There are a million different species, more than ten times the number of vertebrates and many more than any other group of organisms. At a certain point, the insects evolved from crustacean-like ancestors that lived in the oceans. Insects have been very successful in conquering land. Van der Zee discovered that a novel extra-embryonic membrane in their eggs allowed insects to put their eggs on land. The novel design protects the eggs from drying out. Very similar to the evolution of the amniote egg in vertebrates.  “I do this because I am fascinated by the diversity of insects, but it is crucial to understand how insect eggs are protected in order to control agricultural pests and insect-borne diseases like dengue and malaria. It is very important to understand insects, as they are also the main pollinators in agriculture and they might form an essential food source in future.”-  Says van der Zee.

Maurijn van der Zee


Maurijn van der Zee already knew as a child that he wanted to study biology. At high school, he was catching water beetles and going to camps to watch birds. Van der Zee: “As a student, I was president of the Youth for Nature and Environment (JNM). It is fun to see that I now teach students who are in the board of the same organisation” . While studying biology, he discovered that he wanted to understand evolution. That he wanted to understand where all those animal forms come from.

Plans for a bright future

One of the things van der Zee would like to achieve is to obtain a large amount of money to expand and speed up his research: “It is difficult to get funding for fundamental research at the moment.
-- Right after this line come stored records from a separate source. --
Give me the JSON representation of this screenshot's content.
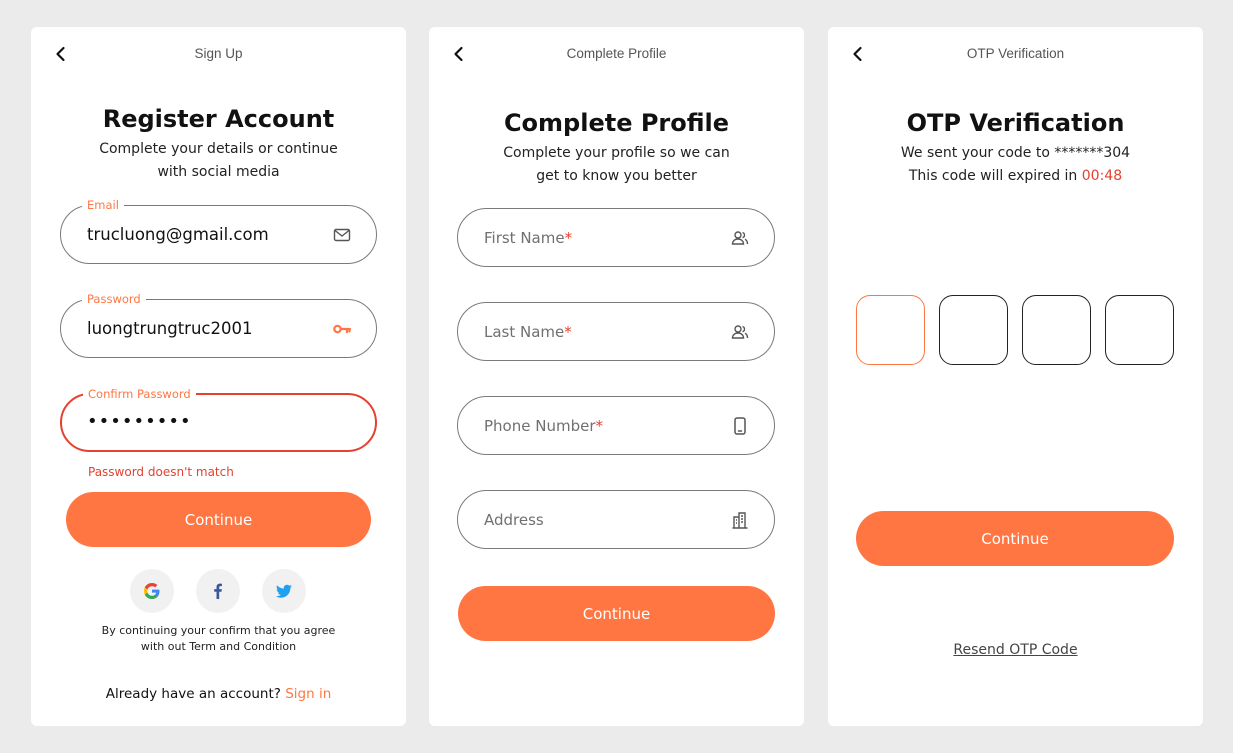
{
  "colors": {
    "accent": "#ff7643",
    "error": "#e4412f",
    "background": "#ebebeb"
  },
  "signup": {
    "bar_title": "Sign Up",
    "heading": "Register Account",
    "subtitle_line1": "Complete your details or continue",
    "subtitle_line2": "with social media",
    "email": {
      "label": "Email",
      "value": "trucluong@gmail.com",
      "icon": "mail-icon"
    },
    "password": {
      "label": "Password",
      "value": "luongtrungtruc2001",
      "icon": "key-icon"
    },
    "confirm_password": {
      "label": "Confirm Password",
      "value": "•••••••••",
      "error": "Password doesn't match"
    },
    "continue_label": "Continue",
    "social": [
      "google-icon",
      "facebook-icon",
      "twitter-icon"
    ],
    "terms_line1": "By continuing your confirm that you agree",
    "terms_line2": "with out Term and Condition",
    "already_text": "Already have an account?",
    "sign_in_label": "Sign in"
  },
  "profile": {
    "bar_title": "Complete Profile",
    "heading": "Complete Profile",
    "subtitle_line1": "Complete your profile so we can",
    "subtitle_line2": "get to know you better",
    "first_name": {
      "placeholder": "First Name",
      "required": "*",
      "icon": "user-icon"
    },
    "last_name": {
      "placeholder": "Last Name",
      "required": "*",
      "icon": "user-icon"
    },
    "phone": {
      "placeholder": "Phone Number",
      "required": "*",
      "icon": "phone-icon"
    },
    "address": {
      "placeholder": "Address",
      "icon": "building-icon"
    },
    "continue_label": "Continue"
  },
  "otp": {
    "bar_title": "OTP Verification",
    "heading": "OTP Verification",
    "sent_text": "We sent your code to *******304",
    "expire_text": "This code will expired in",
    "timer": "00:48",
    "digits": 4,
    "continue_label": "Continue",
    "resend_label": "Resend OTP Code"
  }
}
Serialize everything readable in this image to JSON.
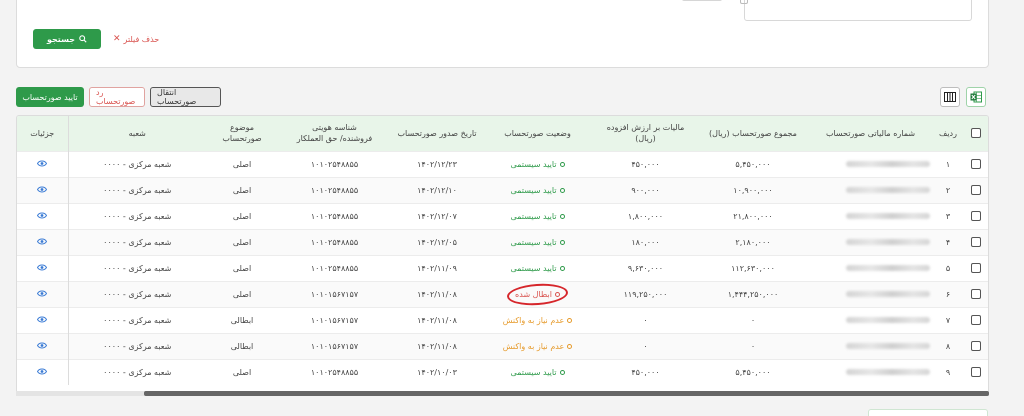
{
  "filters": {
    "search_label": "جستجو",
    "clear_label": "حذف فیلتر"
  },
  "actions": {
    "approve_label": "تایید صورتحساب",
    "reject_label": "رد صورتحساب",
    "transfer_label": "انتقال صورتحساب"
  },
  "table": {
    "headers": {
      "row": "ردیف",
      "tax_number": "شماره مالیاتی صورتحساب",
      "total": "مجموع صورتحساب (ریال)",
      "vat": "مالیات بر ارزش افزوده (ریال)",
      "status": "وضعیت صورتحساب",
      "issue_date": "تاریخ صدور صورتحساب",
      "seller_id_line1": "شناسه هویتی",
      "seller_id_line2": "فروشنده/ حق العملکار",
      "subject": "موضوع صورتحساب",
      "branch": "شعبه",
      "details": "جزئیات"
    },
    "rows": [
      {
        "row": "۱",
        "total": "۵,۴۵۰,۰۰۰",
        "vat": "۴۵۰,۰۰۰",
        "status": "تایید سیستمی",
        "status_type": "green",
        "date": "۱۴۰۲/۱۲/۲۳",
        "seller_id": "۱۰۱۰۲۵۴۸۸۵۵",
        "subject": "اصلی",
        "branch": "شعبه مرکزی - ۰۰۰۰"
      },
      {
        "row": "۲",
        "total": "۱۰,۹۰۰,۰۰۰",
        "vat": "۹۰۰,۰۰۰",
        "status": "تایید سیستمی",
        "status_type": "green",
        "date": "۱۴۰۲/۱۲/۱۰",
        "seller_id": "۱۰۱۰۲۵۴۸۸۵۵",
        "subject": "اصلی",
        "branch": "شعبه مرکزی - ۰۰۰۰"
      },
      {
        "row": "۳",
        "total": "۲۱,۸۰۰,۰۰۰",
        "vat": "۱,۸۰۰,۰۰۰",
        "status": "تایید سیستمی",
        "status_type": "green",
        "date": "۱۴۰۲/۱۲/۰۷",
        "seller_id": "۱۰۱۰۲۵۴۸۸۵۵",
        "subject": "اصلی",
        "branch": "شعبه مرکزی - ۰۰۰۰"
      },
      {
        "row": "۴",
        "total": "۲,۱۸۰,۰۰۰",
        "vat": "۱۸۰,۰۰۰",
        "status": "تایید سیستمی",
        "status_type": "green",
        "date": "۱۴۰۲/۱۲/۰۵",
        "seller_id": "۱۰۱۰۲۵۴۸۸۵۵",
        "subject": "اصلی",
        "branch": "شعبه مرکزی - ۰۰۰۰"
      },
      {
        "row": "۵",
        "total": "۱۱۲,۶۳۰,۰۰۰",
        "vat": "۹,۶۳۰,۰۰۰",
        "status": "تایید سیستمی",
        "status_type": "green",
        "date": "۱۴۰۲/۱۱/۰۹",
        "seller_id": "۱۰۱۰۲۵۴۸۸۵۵",
        "subject": "اصلی",
        "branch": "شعبه مرکزی - ۰۰۰۰"
      },
      {
        "row": "۶",
        "total": "۱,۴۴۴,۲۵۰,۰۰۰",
        "vat": "۱۱۹,۲۵۰,۰۰۰",
        "status": "ابطال شده",
        "status_type": "red",
        "date": "۱۴۰۲/۱۱/۰۸",
        "seller_id": "۱۰۱۰۱۵۶۷۱۵۷",
        "subject": "اصلی",
        "branch": "شعبه مرکزی - ۰۰۰۰"
      },
      {
        "row": "۷",
        "total": "۰",
        "vat": "۰",
        "status": "عدم نیاز به واکنش",
        "status_type": "orange",
        "date": "۱۴۰۲/۱۱/۰۸",
        "seller_id": "۱۰۱۰۱۵۶۷۱۵۷",
        "subject": "ابطالی",
        "branch": "شعبه مرکزی - ۰۰۰۰"
      },
      {
        "row": "۸",
        "total": "۰",
        "vat": "۰",
        "status": "عدم نیاز به واکنش",
        "status_type": "orange",
        "date": "۱۴۰۲/۱۱/۰۸",
        "seller_id": "۱۰۱۰۱۵۶۷۱۵۷",
        "subject": "ابطالی",
        "branch": "شعبه مرکزی - ۰۰۰۰"
      },
      {
        "row": "۹",
        "total": "۵,۴۵۰,۰۰۰",
        "vat": "۴۵۰,۰۰۰",
        "status": "تایید سیستمی",
        "status_type": "green",
        "date": "۱۴۰۲/۱۰/۰۳",
        "seller_id": "۱۰۱۰۲۵۴۸۸۵۵",
        "subject": "اصلی",
        "branch": "شعبه مرکزی - ۰۰۰۰"
      }
    ]
  },
  "colors": {
    "primary_green": "#2e9a4a",
    "header_bg": "#e8f5e9",
    "status_green": "#2e9a4a",
    "status_red": "#d9534f",
    "status_orange": "#e69a2a",
    "annotation_circle": "#d6262b",
    "eye_icon": "#3a7bd5"
  },
  "icons": {
    "columns_toggle": "columns-icon",
    "excel_export": "excel-icon",
    "search": "search-icon",
    "clear": "close-icon",
    "details": "eye-icon"
  }
}
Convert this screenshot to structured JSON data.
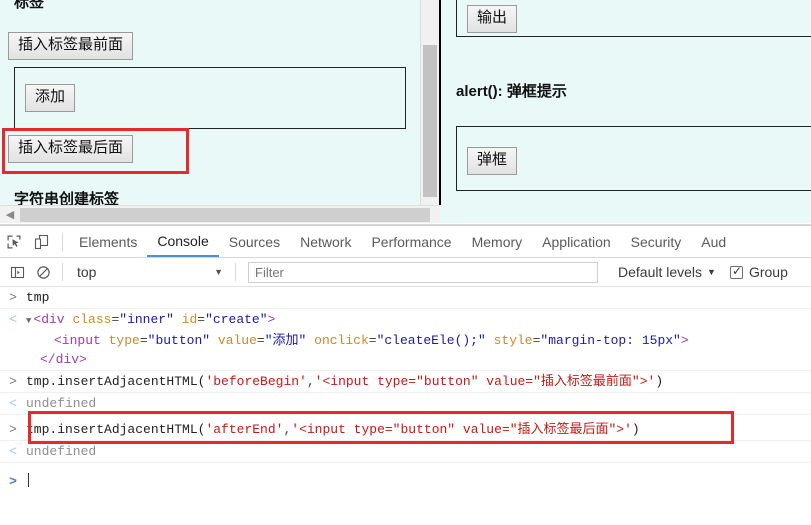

Everything needs to have an application within a few years. However, the greatest discoveries have been done out of simple curiosity.” – van der Zee.